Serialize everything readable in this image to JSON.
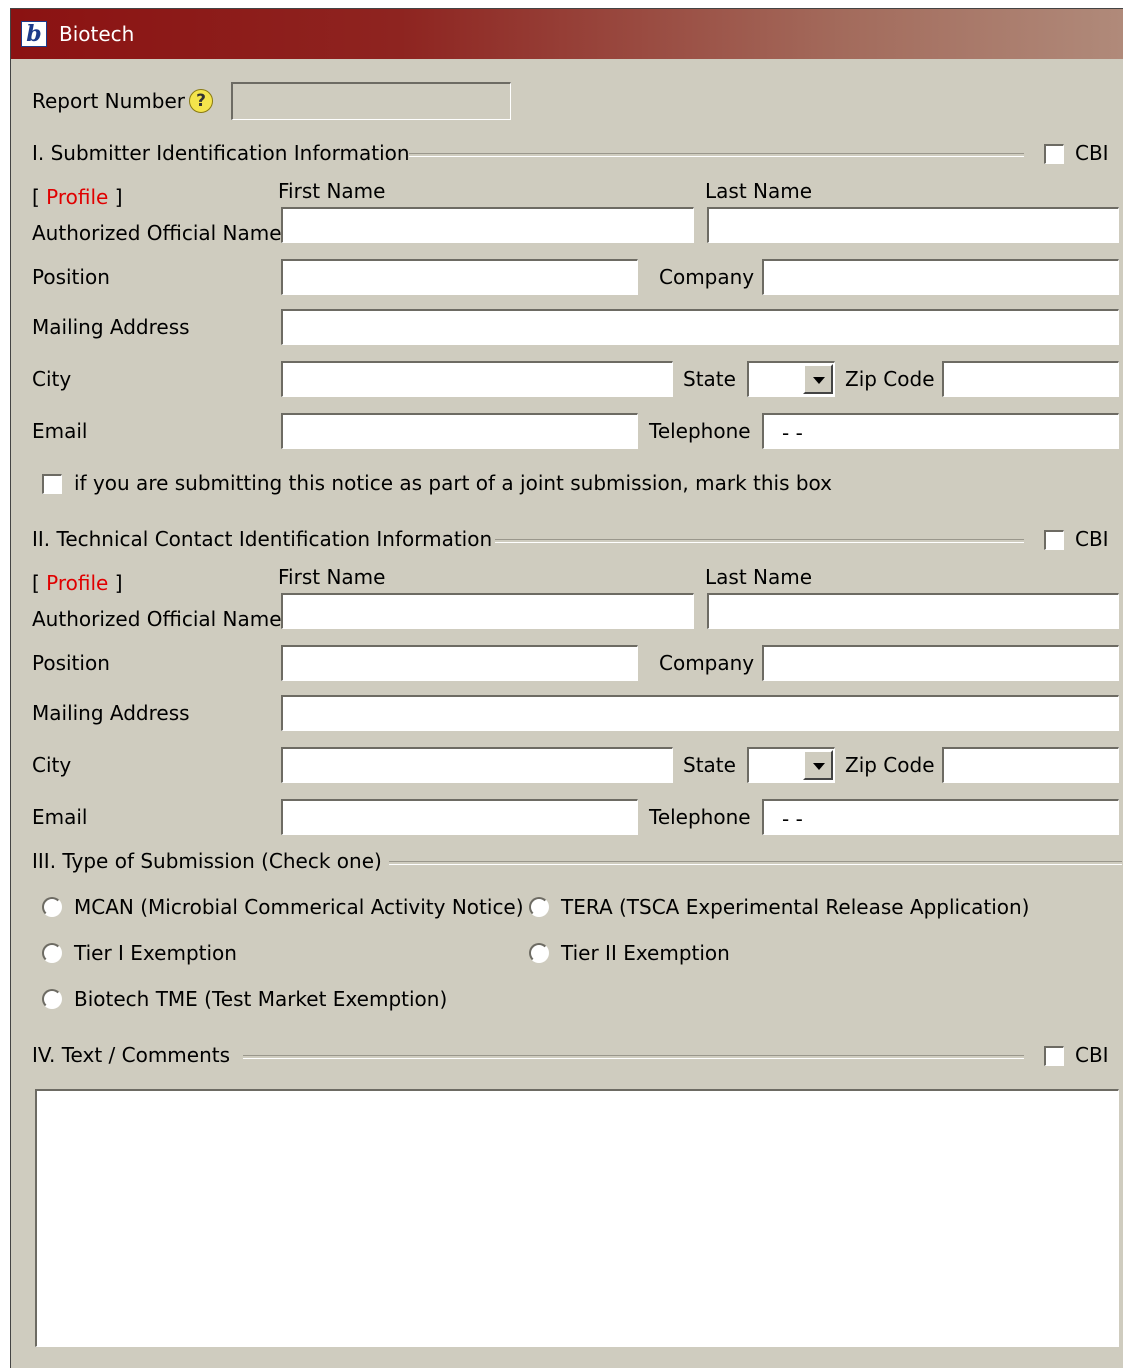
{
  "window": {
    "title": "Biotech",
    "logo_letter": "b"
  },
  "report": {
    "label": "Report Number",
    "help": "?",
    "value": ""
  },
  "cbi_label": "CBI",
  "profile": {
    "open": "[",
    "link": "Profile",
    "close": "]"
  },
  "fields": {
    "first_name": "First Name",
    "last_name": "Last Name",
    "authorized": "Authorized Official Name",
    "position": "Position",
    "company": "Company",
    "mailing": "Mailing Address",
    "city": "City",
    "state": "State",
    "zip": "Zip Code",
    "email": "Email",
    "telephone": "Telephone",
    "telephone_value": "- -"
  },
  "sections": {
    "s1": "I. Submitter Identification Information",
    "s2": "II. Technical Contact Identification Information",
    "s3": "III. Type of Submission (Check one)",
    "s4": "IV. Text / Comments"
  },
  "joint_submission": "if you are submitting this notice as part of a joint submission, mark this box",
  "submission_types": [
    "MCAN (Microbial Commerical Activity Notice)",
    "TERA (TSCA Experimental Release Application)",
    "Tier I Exemption",
    "Tier II Exemption",
    "Biotech TME (Test Market Exemption)"
  ]
}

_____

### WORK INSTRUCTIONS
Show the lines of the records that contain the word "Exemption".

### RESULT OF THIS EXERCISE
    "Tier I Exemption",
    "Tier II Exemption",
    "Biotech TME (Test Market Exemption)"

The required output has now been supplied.